___ Records for the exercise ___

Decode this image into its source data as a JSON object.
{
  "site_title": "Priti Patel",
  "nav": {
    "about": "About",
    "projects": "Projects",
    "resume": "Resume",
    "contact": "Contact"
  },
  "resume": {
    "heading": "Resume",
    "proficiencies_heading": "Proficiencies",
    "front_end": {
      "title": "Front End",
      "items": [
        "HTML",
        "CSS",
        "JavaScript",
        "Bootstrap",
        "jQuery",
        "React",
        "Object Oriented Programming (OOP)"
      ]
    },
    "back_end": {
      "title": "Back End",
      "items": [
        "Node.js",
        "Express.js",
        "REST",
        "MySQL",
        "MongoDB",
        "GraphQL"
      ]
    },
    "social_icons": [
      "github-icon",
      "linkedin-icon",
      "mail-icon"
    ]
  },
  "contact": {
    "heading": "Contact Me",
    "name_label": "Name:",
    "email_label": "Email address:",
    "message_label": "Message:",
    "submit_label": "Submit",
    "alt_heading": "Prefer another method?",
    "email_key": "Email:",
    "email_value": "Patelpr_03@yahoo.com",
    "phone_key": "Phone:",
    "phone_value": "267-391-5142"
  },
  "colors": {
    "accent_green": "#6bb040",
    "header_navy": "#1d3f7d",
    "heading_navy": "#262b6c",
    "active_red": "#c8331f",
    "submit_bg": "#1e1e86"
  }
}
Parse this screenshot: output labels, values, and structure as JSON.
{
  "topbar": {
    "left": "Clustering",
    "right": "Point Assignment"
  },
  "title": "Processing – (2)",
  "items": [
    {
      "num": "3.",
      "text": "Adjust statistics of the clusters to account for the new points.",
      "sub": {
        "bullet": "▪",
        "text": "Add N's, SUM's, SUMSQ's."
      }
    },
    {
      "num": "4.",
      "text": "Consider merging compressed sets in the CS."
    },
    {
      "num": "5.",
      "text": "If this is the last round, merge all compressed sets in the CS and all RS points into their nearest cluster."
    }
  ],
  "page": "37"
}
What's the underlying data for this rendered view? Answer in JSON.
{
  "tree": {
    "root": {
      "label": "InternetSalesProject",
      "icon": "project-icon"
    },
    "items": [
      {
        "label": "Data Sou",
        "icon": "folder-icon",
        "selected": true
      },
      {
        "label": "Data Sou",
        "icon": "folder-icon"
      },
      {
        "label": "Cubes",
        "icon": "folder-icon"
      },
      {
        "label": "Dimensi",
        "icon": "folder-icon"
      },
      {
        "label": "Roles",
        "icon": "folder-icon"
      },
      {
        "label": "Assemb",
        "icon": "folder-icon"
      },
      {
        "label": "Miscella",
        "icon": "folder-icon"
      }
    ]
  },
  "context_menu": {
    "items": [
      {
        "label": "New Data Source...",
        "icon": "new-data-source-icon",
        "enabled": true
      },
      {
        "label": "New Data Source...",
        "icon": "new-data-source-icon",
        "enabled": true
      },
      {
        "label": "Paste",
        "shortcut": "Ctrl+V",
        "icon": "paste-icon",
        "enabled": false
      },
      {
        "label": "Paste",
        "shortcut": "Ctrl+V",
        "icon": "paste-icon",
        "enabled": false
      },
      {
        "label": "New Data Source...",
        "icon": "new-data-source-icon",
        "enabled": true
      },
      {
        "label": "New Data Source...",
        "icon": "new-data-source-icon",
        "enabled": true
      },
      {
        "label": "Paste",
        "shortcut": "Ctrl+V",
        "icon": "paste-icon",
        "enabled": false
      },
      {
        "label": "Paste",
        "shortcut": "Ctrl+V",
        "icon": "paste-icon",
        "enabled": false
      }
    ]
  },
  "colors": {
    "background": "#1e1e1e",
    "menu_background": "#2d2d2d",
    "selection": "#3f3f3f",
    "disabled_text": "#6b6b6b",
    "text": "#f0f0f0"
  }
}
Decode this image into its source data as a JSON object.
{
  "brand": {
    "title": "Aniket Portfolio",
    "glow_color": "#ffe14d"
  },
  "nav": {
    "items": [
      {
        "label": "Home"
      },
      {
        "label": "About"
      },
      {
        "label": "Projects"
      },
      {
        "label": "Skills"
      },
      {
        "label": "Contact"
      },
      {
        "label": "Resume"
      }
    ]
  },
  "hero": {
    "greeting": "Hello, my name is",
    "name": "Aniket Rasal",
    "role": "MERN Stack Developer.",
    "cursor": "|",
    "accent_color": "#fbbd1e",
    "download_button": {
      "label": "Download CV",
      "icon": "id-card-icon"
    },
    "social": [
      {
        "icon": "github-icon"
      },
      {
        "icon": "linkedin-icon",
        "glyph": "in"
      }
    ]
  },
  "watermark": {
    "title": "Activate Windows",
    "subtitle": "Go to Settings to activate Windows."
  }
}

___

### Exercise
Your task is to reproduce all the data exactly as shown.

### Reply
Decode this image into its source data as a JSON object.
{
  "site_title": "Priti Patel",
  "nav": {
    "about": "About",
    "projects": "Projects",
    "resume": "Resume",
    "contact": "Contact"
  },
  "resume": {
    "heading": "Resume",
    "proficiencies_heading": "Proficiencies",
    "front_end": {
      "title": "Front End",
      "items": [
        "HTML",
        "CSS",
        "JavaScript",
        "Bootstrap",
        "jQuery",
        "React",
        "Object Oriented Programming (OOP)"
      ]
    },
    "back_end": {
      "title": "Back End",
      "items": [
        "Node.js",
        "Express.js",
        "REST",
        "MySQL",
        "MongoDB",
        "GraphQL"
      ]
    },
    "social_icons": [
      "github-icon",
      "linkedin-icon",
      "mail-icon"
    ]
  },
  "contact": {
    "heading": "Contact Me",
    "name_label": "Name:",
    "email_label": "Email address:",
    "message_label": "Message:",
    "submit_label": "Submit",
    "alt_heading": "Prefer another method?",
    "email_key": "Email:",
    "email_value": "Patelpr_03@yahoo.com",
    "phone_key": "Phone:",
    "phone_value": "267-391-5142"
  },
  "colors": {
    "accent_green": "#6bb040",
    "header_navy": "#1d3f7d",
    "heading_navy": "#262b6c",
    "active_red": "#c8331f",
    "submit_bg": "#1e1e86"
  }
}
Parse this screenshot: output labels, values, and structure as JSON.
{
  "topbar": {
    "left": "Clustering",
    "right": "Point Assignment"
  },
  "title": "Processing – (2)",
  "items": [
    {
      "num": "3.",
      "text": "Adjust statistics of the clusters to account for the new points.",
      "sub": {
        "bullet": "▪",
        "text": "Add N's, SUM's, SUMSQ's."
      }
    },
    {
      "num": "4.",
      "text": "Consider merging compressed sets in the CS."
    },
    {
      "num": "5.",
      "text": "If this is the last round, merge all compressed sets in the CS and all RS points into their nearest cluster."
    }
  ],
  "page": "37"
}
What's the underlying data for this rendered view? Answer in JSON.
{
  "tree": {
    "root": {
      "label": "InternetSalesProject",
      "icon": "project-icon"
    },
    "items": [
      {
        "label": "Data Sou",
        "icon": "folder-icon",
        "selected": true
      },
      {
        "label": "Data Sou",
        "icon": "folder-icon"
      },
      {
        "label": "Cubes",
        "icon": "folder-icon"
      },
      {
        "label": "Dimensi",
        "icon": "folder-icon"
      },
      {
        "label": "Roles",
        "icon": "folder-icon"
      },
      {
        "label": "Assemb",
        "icon": "folder-icon"
      },
      {
        "label": "Miscella",
        "icon": "folder-icon"
      }
    ]
  },
  "context_menu": {
    "items": [
      {
        "label": "New Data Source...",
        "icon": "new-data-source-icon",
        "enabled": true
      },
      {
        "label": "New Data Source...",
        "icon": "new-data-source-icon",
        "enabled": true
      },
      {
        "label": "Paste",
        "shortcut": "Ctrl+V",
        "icon": "paste-icon",
        "enabled": false
      },
      {
        "label": "Paste",
        "shortcut": "Ctrl+V",
        "icon": "paste-icon",
        "enabled": false
      },
      {
        "label": "New Data Source...",
        "icon": "new-data-source-icon",
        "enabled": true
      },
      {
        "label": "New Data Source...",
        "icon": "new-data-source-icon",
        "enabled": true
      },
      {
        "label": "Paste",
        "shortcut": "Ctrl+V",
        "icon": "paste-icon",
        "enabled": false
      },
      {
        "label": "Paste",
        "shortcut": "Ctrl+V",
        "icon": "paste-icon",
        "enabled": false
      }
    ]
  },
  "colors": {
    "background": "#1e1e1e",
    "menu_background": "#2d2d2d",
    "selection": "#3f3f3f",
    "disabled_text": "#6b6b6b",
    "text": "#f0f0f0"
  }
}
Decode this image into its source data as a JSON object.
{
  "brand": {
    "title": "Aniket Portfolio",
    "glow_color": "#ffe14d"
  },
  "nav": {
    "items": [
      {
        "label": "Home"
      },
      {
        "label": "About"
      },
      {
        "label": "Projects"
      },
      {
        "label": "Skills"
      },
      {
        "label": "Contact"
      },
      {
        "label": "Resume"
      }
    ]
  },
  "hero": {
    "greeting": "Hello, my name is",
    "name": "Aniket Rasal",
    "role": "MERN Stack Developer.",
    "cursor": "|",
    "accent_color": "#fbbd1e",
    "download_button": {
      "label": "Download CV",
      "icon": "id-card-icon"
    },
    "social": [
      {
        "icon": "github-icon"
      },
      {
        "icon": "linkedin-icon",
        "glyph": "in"
      }
    ]
  },
  "watermark": {
    "title": "Activate Windows",
    "subtitle": "Go to Settings to activate Windows."
  }
}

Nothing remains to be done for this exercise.